What you have to do:
All that is asked is a faithful reproduction of the entries.

Material supplied:

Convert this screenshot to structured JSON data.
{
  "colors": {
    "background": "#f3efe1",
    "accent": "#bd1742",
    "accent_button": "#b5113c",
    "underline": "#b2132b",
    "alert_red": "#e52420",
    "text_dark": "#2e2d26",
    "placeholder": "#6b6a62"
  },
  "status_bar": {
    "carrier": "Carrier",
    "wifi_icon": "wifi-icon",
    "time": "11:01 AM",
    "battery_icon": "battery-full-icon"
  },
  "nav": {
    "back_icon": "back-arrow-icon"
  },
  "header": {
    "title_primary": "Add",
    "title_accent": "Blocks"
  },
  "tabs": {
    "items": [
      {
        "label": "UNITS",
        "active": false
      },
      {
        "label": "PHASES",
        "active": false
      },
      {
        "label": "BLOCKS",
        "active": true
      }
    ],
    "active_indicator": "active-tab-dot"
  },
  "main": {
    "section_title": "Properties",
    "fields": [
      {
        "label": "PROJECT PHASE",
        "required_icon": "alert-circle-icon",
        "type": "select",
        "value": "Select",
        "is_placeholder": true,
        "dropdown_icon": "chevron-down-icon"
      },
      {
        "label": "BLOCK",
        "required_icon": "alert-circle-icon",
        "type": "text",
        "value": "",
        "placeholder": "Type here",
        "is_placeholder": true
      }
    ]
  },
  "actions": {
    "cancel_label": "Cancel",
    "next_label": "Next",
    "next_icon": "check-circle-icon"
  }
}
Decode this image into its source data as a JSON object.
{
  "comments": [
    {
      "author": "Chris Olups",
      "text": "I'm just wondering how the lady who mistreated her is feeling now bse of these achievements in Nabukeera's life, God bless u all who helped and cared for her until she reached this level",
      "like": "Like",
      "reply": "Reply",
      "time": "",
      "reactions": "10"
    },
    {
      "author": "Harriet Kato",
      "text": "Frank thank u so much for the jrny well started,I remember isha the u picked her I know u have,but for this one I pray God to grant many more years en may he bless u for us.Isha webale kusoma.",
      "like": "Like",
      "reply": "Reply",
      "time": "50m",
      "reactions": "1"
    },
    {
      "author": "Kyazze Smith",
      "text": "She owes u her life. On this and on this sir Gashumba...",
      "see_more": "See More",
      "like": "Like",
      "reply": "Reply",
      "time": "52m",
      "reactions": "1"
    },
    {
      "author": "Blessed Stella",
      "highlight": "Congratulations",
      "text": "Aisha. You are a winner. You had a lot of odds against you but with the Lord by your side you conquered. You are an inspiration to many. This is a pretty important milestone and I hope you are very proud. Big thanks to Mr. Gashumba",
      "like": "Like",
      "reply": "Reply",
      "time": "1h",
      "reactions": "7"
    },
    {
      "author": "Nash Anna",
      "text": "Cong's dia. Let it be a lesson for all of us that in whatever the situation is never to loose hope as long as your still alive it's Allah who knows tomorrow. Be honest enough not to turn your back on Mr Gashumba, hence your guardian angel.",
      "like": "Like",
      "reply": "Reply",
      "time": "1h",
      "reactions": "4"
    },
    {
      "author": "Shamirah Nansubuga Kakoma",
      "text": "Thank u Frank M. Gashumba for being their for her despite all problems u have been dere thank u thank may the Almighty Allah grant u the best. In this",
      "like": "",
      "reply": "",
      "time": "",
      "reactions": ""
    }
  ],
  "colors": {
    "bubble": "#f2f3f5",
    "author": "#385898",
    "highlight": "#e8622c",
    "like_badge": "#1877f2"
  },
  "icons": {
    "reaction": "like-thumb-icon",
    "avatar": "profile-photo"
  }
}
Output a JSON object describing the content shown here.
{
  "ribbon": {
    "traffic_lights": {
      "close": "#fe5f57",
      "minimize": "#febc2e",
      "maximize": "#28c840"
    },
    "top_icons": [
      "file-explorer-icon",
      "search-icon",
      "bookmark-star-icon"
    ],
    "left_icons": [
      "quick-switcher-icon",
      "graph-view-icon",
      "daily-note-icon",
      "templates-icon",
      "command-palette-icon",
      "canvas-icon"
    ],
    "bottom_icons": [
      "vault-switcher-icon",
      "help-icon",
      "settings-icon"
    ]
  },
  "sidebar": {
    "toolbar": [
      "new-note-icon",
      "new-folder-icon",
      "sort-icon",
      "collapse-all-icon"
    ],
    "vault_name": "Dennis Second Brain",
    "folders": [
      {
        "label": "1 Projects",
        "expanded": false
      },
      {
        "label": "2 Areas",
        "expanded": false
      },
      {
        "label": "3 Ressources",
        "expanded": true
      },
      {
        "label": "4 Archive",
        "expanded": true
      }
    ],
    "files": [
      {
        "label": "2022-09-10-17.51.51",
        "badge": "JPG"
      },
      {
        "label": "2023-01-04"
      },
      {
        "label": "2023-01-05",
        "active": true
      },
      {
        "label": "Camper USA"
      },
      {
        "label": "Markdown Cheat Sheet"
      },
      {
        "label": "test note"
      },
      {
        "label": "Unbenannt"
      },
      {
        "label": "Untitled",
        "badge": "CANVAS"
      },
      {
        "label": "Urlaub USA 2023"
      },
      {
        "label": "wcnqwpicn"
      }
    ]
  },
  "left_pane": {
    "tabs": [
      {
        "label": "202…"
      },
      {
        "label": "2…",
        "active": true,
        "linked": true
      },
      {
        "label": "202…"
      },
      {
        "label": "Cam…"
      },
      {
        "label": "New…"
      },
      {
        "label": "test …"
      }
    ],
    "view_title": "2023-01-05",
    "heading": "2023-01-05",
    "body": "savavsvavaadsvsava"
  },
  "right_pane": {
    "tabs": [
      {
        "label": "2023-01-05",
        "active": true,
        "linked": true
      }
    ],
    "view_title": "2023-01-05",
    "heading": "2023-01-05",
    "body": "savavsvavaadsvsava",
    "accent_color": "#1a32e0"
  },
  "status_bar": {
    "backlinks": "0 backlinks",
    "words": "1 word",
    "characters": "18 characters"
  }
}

Response:
Convert this screenshot to structured JSON data.
{
  "colors": {
    "background": "#f3efe1",
    "accent": "#bd1742",
    "accent_button": "#b5113c",
    "underline": "#b2132b",
    "alert_red": "#e52420",
    "text_dark": "#2e2d26",
    "placeholder": "#6b6a62"
  },
  "status_bar": {
    "carrier": "Carrier",
    "wifi_icon": "wifi-icon",
    "time": "11:01 AM",
    "battery_icon": "battery-full-icon"
  },
  "nav": {
    "back_icon": "back-arrow-icon"
  },
  "header": {
    "title_primary": "Add",
    "title_accent": "Blocks"
  },
  "tabs": {
    "items": [
      {
        "label": "UNITS",
        "active": false
      },
      {
        "label": "PHASES",
        "active": false
      },
      {
        "label": "BLOCKS",
        "active": true
      }
    ],
    "active_indicator": "active-tab-dot"
  },
  "main": {
    "section_title": "Properties",
    "fields": [
      {
        "label": "PROJECT PHASE",
        "required_icon": "alert-circle-icon",
        "type": "select",
        "value": "Select",
        "is_placeholder": true,
        "dropdown_icon": "chevron-down-icon"
      },
      {
        "label": "BLOCK",
        "required_icon": "alert-circle-icon",
        "type": "text",
        "value": "",
        "placeholder": "Type here",
        "is_placeholder": true
      }
    ]
  },
  "actions": {
    "cancel_label": "Cancel",
    "next_label": "Next",
    "next_icon": "check-circle-icon"
  }
}
Decode this image into its source data as a JSON object.
{
  "comments": [
    {
      "author": "Chris Olups",
      "text": "I'm just wondering how the lady who mistreated her is feeling now bse of these achievements in Nabukeera's life, God bless u all who helped and cared for her until she reached this level",
      "like": "Like",
      "reply": "Reply",
      "time": "",
      "reactions": "10"
    },
    {
      "author": "Harriet Kato",
      "text": "Frank thank u so much for the jrny well started,I remember isha the u picked her I know u have,but for this one I pray God to grant many more years en may he bless u for us.Isha webale kusoma.",
      "like": "Like",
      "reply": "Reply",
      "time": "50m",
      "reactions": "1"
    },
    {
      "author": "Kyazze Smith",
      "text": "She owes u her life. On this and on this sir Gashumba...",
      "see_more": "See More",
      "like": "Like",
      "reply": "Reply",
      "time": "52m",
      "reactions": "1"
    },
    {
      "author": "Blessed Stella",
      "highlight": "Congratulations",
      "text": "Aisha. You are a winner. You had a lot of odds against you but with the Lord by your side you conquered. You are an inspiration to many. This is a pretty important milestone and I hope you are very proud. Big thanks to Mr. Gashumba",
      "like": "Like",
      "reply": "Reply",
      "time": "1h",
      "reactions": "7"
    },
    {
      "author": "Nash Anna",
      "text": "Cong's dia. Let it be a lesson for all of us that in whatever the situation is never to loose hope as long as your still alive it's Allah who knows tomorrow. Be honest enough not to turn your back on Mr Gashumba, hence your guardian angel.",
      "like": "Like",
      "reply": "Reply",
      "time": "1h",
      "reactions": "4"
    },
    {
      "author": "Shamirah Nansubuga Kakoma",
      "text": "Thank u Frank M. Gashumba for being their for her despite all problems u have been dere thank u thank may the Almighty Allah grant u the best. In this",
      "like": "",
      "reply": "",
      "time": "",
      "reactions": ""
    }
  ],
  "colors": {
    "bubble": "#f2f3f5",
    "author": "#385898",
    "highlight": "#e8622c",
    "like_badge": "#1877f2"
  },
  "icons": {
    "reaction": "like-thumb-icon",
    "avatar": "profile-photo"
  }
}
Output a JSON object describing the content shown here.
{
  "ribbon": {
    "traffic_lights": {
      "close": "#fe5f57",
      "minimize": "#febc2e",
      "maximize": "#28c840"
    },
    "top_icons": [
      "file-explorer-icon",
      "search-icon",
      "bookmark-star-icon"
    ],
    "left_icons": [
      "quick-switcher-icon",
      "graph-view-icon",
      "daily-note-icon",
      "templates-icon",
      "command-palette-icon",
      "canvas-icon"
    ],
    "bottom_icons": [
      "vault-switcher-icon",
      "help-icon",
      "settings-icon"
    ]
  },
  "sidebar": {
    "toolbar": [
      "new-note-icon",
      "new-folder-icon",
      "sort-icon",
      "collapse-all-icon"
    ],
    "vault_name": "Dennis Second Brain",
    "folders": [
      {
        "label": "1 Projects",
        "expanded": false
      },
      {
        "label": "2 Areas",
        "expanded": false
      },
      {
        "label": "3 Ressources",
        "expanded": true
      },
      {
        "label": "4 Archive",
        "expanded": true
      }
    ],
    "files": [
      {
        "label": "2022-09-10-17.51.51",
        "badge": "JPG"
      },
      {
        "label": "2023-01-04"
      },
      {
        "label": "2023-01-05",
        "active": true
      },
      {
        "label": "Camper USA"
      },
      {
        "label": "Markdown Cheat Sheet"
      },
      {
        "label": "test note"
      },
      {
        "label": "Unbenannt"
      },
      {
        "label": "Untitled",
        "badge": "CANVAS"
      },
      {
        "label": "Urlaub USA 2023"
      },
      {
        "label": "wcnqwpicn"
      }
    ]
  },
  "left_pane": {
    "tabs": [
      {
        "label": "202…"
      },
      {
        "label": "2…",
        "active": true,
        "linked": true
      },
      {
        "label": "202…"
      },
      {
        "label": "Cam…"
      },
      {
        "label": "New…"
      },
      {
        "label": "test …"
      }
    ],
    "view_title": "2023-01-05",
    "heading": "2023-01-05",
    "body": "savavsvavaadsvsava"
  },
  "right_pane": {
    "tabs": [
      {
        "label": "2023-01-05",
        "active": true,
        "linked": true
      }
    ],
    "view_title": "2023-01-05",
    "heading": "2023-01-05",
    "body": "savavsvavaadsvsava",
    "accent_color": "#1a32e0"
  },
  "status_bar": {
    "backlinks": "0 backlinks",
    "words": "1 word",
    "characters": "18 characters"
  }
}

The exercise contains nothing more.